Mandated Memoranda reviewed David Keirsey’s book Please Understand Me in a recent series of posts. This book is a useful reference for writers who want to fully flesh out their characters. I created detailed outlines for my personal use. You may profit from the same effort.

This week, we’ll look in more detail at speech characteristics and mannerisms of artisan, guardian, idealist, and rational personalities. Creating authentic dialog and describing specific mannerisms are good ways to flesh out a character.

People who possess an artisan personality type talk about what’s going on at the moment, what is immediately at hand, and that which is specific or individual. They do so without definitions, explanations, fantasies, principles, or hypotheses. In short, they are empirical. Artisans are sensitive to what sounds good. They use colorful phrases, current slang, sensory adjectives, and similes for comparisons.

Comfortable with their bodies, artisans’ most common gesture while speaking is a pawing motion, bent fingers with thumb loose at the side. More aggressive motions are an index finger to jab a point across, a closed fist to pound that point home, or an index finger opposed midjoint by thumb to peck at opponent.

Those who are guardians talk about what’s solid and sensible: commerce, household items, weather, recreation, news items, and personalities. Their speech moves from topic to topic associatively; whatever comes to mind. Never fancy, they use conventional vocabulary and phrasing and favor proverbs and adages.

Guardians avoid showy gestures: an index finger wags warnings, a fist with thumb atop curled index finger (as if holding reins) slows up discussion, and bringing a hand or hands down in a chopping motion emphasizes a statement or cuts off discussion.

Idealists talk about what is seen in the mind’s eye: love, hate, heaven and hell, comedy and tragedy, heart and soul, beliefs, fantasies, possibilities, symbols, temperament, character, and personality. They follow hunches, heed feelings, and intuit peoples’ motives and meanings. They find implications and insinuations in the slightest remark (word magic); this hypersensitivity leads to mistakes now and then.

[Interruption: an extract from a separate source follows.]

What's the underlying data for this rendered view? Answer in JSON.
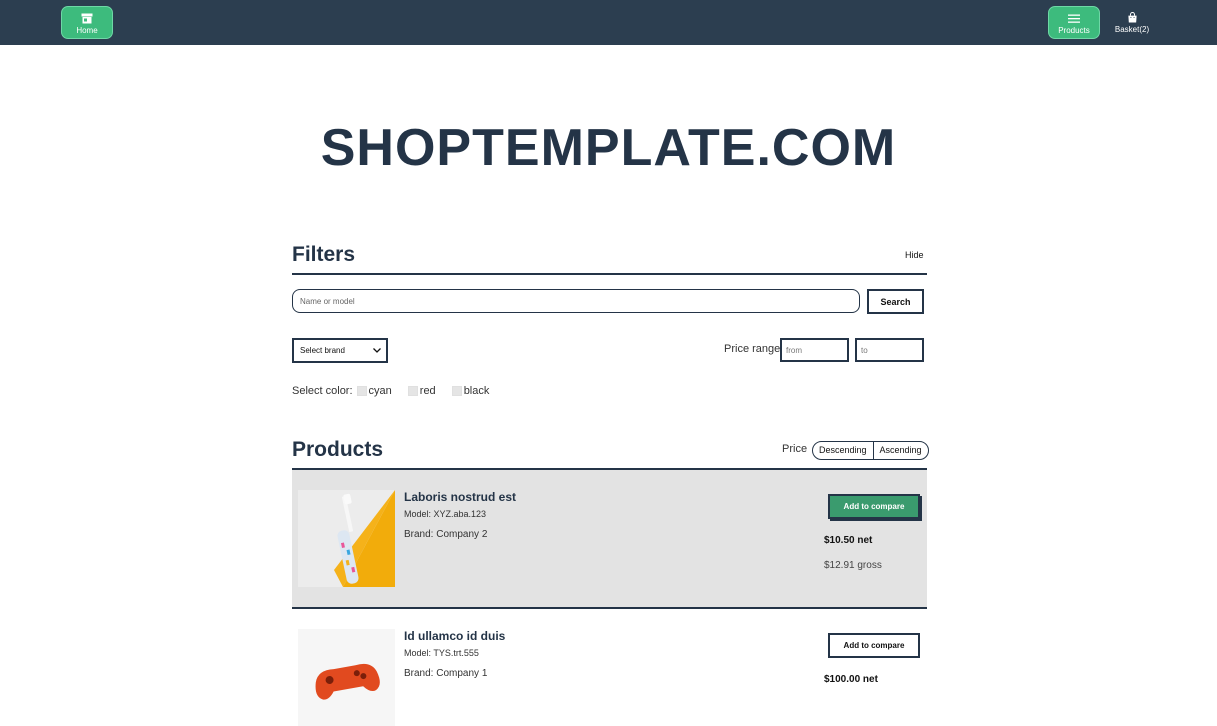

Extending open hands to others, idealists offer or accept. They row hands like oars or wings to facilitate flow of ideas and words. Idealists bring hands together with fingers wrapped, palms together, fingers vertical, or fingers interlocked, as if trying to hold together two halves of a message in order to reconcile their differences.

Rationals choose the imaginative, conceptual, or inferential things to speak of over the observational, perceptual, or experiential. They avoid the irrelevant, trivial, and redundant in conversation. Their assumption that what’s obvious to them is to others, leading to an overly compact and terse speech style that sometimes loses their audience (to their bafflement.)

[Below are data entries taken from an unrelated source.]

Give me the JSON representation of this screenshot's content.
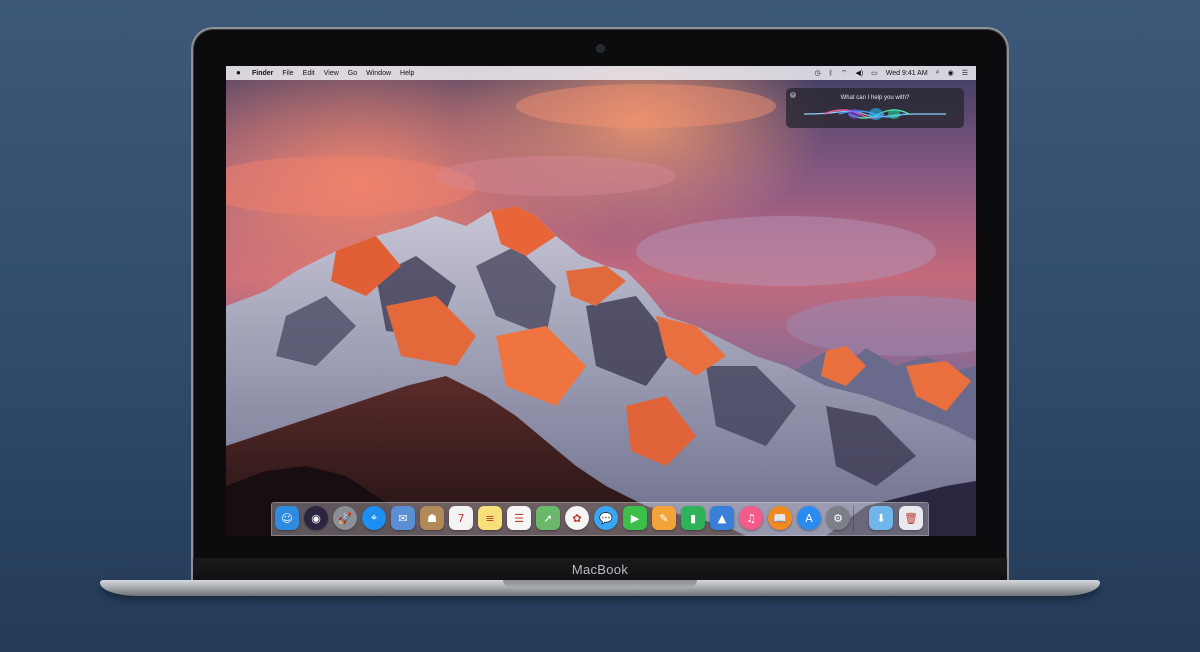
{
  "device": {
    "brand": "MacBook"
  },
  "menubar": {
    "apple_icon": "apple-logo-icon",
    "items": [
      "Finder",
      "File",
      "Edit",
      "View",
      "Go",
      "Window",
      "Help"
    ],
    "status_icons": [
      "time-machine-icon",
      "bluetooth-icon",
      "wifi-icon",
      "volume-icon",
      "battery-icon"
    ],
    "clock": "Wed 9:41 AM",
    "right_icons": [
      "spotlight-icon",
      "siri-icon",
      "notification-center-icon"
    ]
  },
  "siri": {
    "prompt": "What can I help you with?",
    "close_icon": "close-icon"
  },
  "dock": {
    "apps": [
      {
        "name": "finder",
        "glyph": "☺",
        "color": "#2e8be0"
      },
      {
        "name": "siri",
        "glyph": "◉",
        "color": "#2b2540"
      },
      {
        "name": "launchpad",
        "glyph": "🚀",
        "color": "#8c8f96"
      },
      {
        "name": "safari",
        "glyph": "⌖",
        "color": "#1d8ff0"
      },
      {
        "name": "mail",
        "glyph": "✉",
        "color": "#5a8fd4"
      },
      {
        "name": "contacts",
        "glyph": "☗",
        "color": "#b08a58"
      },
      {
        "name": "calendar",
        "glyph": "7",
        "color": "#f4f4f4"
      },
      {
        "name": "notes",
        "glyph": "≡",
        "color": "#f7e07a"
      },
      {
        "name": "reminders",
        "glyph": "☰",
        "color": "#f6f6f6"
      },
      {
        "name": "maps",
        "glyph": "➚",
        "color": "#6ab86a"
      },
      {
        "name": "photos",
        "glyph": "✿",
        "color": "#f5f5f5"
      },
      {
        "name": "messages",
        "glyph": "💬",
        "color": "#3aa7f5"
      },
      {
        "name": "facetime",
        "glyph": "▶",
        "color": "#3bbf4a"
      },
      {
        "name": "pages",
        "glyph": "✎",
        "color": "#f2a33a"
      },
      {
        "name": "numbers",
        "glyph": "▮",
        "color": "#2fb35a"
      },
      {
        "name": "keynote",
        "glyph": "▲",
        "color": "#3a7fd8"
      },
      {
        "name": "itunes",
        "glyph": "♫",
        "color": "#f25b8a"
      },
      {
        "name": "ibooks",
        "glyph": "📖",
        "color": "#f28a22"
      },
      {
        "name": "app-store",
        "glyph": "A",
        "color": "#2a8cf0"
      },
      {
        "name": "system-preferences",
        "glyph": "⚙",
        "color": "#7c7f86"
      }
    ],
    "right_items": [
      {
        "name": "downloads-folder",
        "glyph": "⬇",
        "color": "#6fb6ea"
      },
      {
        "name": "trash",
        "glyph": "🗑",
        "color": "#e8eaee"
      }
    ]
  }
}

Preferring to appear unemotional when they communicate, rationals minimize body language, facial expressions, and non-verbal qualifiers. When they become animated their hand gestures express their need for precision and control. They bend their fingers to grasp the space before them turning and shaping their ideas in the air. They use fingers like a calculator, ticking off points one by one. They arrange small objects (salt and pepper shakers, pens, paperweights, etc.) to map out ideas. Most characteristic is the apposition of thumb to fingers as if bringing an idea or argument to the finest point possible.

***

We’ve said this before: all these traits describe some peoples’ predispositions. Their experiences can mold them, as far as they are willing and able, so that they acquire attributes of the other personality types. These attributes in sum could be said to be their overall dispositions. We covered an example of this kind of change in our posting “Why Are There Four Gospel Accounts?

As an editor once urged me, “Details are what draw a reader into your story, add them.” If you are a writer, I heartily recommend reading Keirsey’s book for yourself.

The Four Temperaments of Mankind

The Four Temperaments of Mankind (l. to r.: Idealist, Artisan, Guardian, and Rational,) Preparatory drawing for the sculptors of the Grande Commande, Charles Ie Brun (1619 – 1690), Public Domain in the United States